Not so, Dr. Gaddie says. In fact, SB 110 specifically prohibits O.D.s from various surgeries—such as LASIK, retinal laser procedures and cataract surgery.
Also, the bill requires that the optometry board must establish a training and certification process for each optometrist to undergo before performing each class of procedures.
“It’s not a free for all for whomever to do whatever they want,” Dr. Gaddie says. “ Legislators and the Governor had to make tough decisions. We think we owe accountability, and we’ll work toward that as we implement the law.”
Meanwhile, the KOA and the Governor say that the law will offer Kentucky residents greater access to eye care. According to numbers from a KOA study and from the
Kentucky Board of Medical Licensure, there are 550 optometrists in 106 counties throughout Kentucky, while two-thirds of the state’s counties do not have an ophthalmologist. That means patients, especially those in rural communities, often must travel to another city or county for treatments.
The Better Access to Quality Eye Care bill should mean fewer lost work days, fewer co-pays and reduced Medicaid expenses due to fewer referrals, fewer visits to multiple offices and lower transportation costs, the KOA says.
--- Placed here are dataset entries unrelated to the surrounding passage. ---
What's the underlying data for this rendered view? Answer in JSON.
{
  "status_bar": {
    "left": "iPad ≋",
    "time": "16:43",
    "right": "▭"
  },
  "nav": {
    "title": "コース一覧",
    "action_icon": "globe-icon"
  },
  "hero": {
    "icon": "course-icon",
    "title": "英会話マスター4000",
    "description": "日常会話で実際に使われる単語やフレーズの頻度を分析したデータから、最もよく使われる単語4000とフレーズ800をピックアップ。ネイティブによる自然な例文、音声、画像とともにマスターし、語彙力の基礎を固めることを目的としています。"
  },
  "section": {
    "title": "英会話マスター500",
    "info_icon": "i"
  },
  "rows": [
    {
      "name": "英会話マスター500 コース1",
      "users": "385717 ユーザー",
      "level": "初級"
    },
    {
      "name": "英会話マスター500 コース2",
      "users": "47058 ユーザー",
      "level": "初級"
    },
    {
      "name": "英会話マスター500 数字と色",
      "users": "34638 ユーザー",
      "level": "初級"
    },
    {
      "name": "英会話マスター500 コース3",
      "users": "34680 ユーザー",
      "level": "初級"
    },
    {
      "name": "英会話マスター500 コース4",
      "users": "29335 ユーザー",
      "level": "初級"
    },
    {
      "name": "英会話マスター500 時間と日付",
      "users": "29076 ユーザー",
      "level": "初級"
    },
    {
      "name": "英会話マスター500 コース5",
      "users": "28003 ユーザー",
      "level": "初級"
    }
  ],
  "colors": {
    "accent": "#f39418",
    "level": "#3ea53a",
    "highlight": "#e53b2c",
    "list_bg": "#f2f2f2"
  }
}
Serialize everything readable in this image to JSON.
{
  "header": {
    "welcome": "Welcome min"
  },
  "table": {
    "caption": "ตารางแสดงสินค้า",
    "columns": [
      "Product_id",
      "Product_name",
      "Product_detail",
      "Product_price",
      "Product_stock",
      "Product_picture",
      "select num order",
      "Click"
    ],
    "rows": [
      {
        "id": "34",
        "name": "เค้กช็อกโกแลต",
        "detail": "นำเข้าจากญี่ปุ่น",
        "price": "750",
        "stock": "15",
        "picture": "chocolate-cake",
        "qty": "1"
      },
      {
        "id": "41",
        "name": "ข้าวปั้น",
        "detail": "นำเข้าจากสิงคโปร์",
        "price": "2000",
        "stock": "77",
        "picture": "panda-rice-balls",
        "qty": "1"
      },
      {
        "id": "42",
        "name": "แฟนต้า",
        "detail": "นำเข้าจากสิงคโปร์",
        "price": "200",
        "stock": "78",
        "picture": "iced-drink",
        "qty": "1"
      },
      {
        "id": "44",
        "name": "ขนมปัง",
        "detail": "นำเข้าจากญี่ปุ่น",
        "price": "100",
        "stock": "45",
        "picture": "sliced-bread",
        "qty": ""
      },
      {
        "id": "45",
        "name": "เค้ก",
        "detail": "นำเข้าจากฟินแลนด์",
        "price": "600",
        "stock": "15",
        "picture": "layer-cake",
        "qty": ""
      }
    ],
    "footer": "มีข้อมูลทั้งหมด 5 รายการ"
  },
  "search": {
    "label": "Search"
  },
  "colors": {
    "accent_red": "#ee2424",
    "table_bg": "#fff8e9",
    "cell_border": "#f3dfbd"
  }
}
In Kentucky, new laws usually take effect 90 days after the legislative session ends. Barring any last-minute changes to the calendar, this bill will go into effect June 29.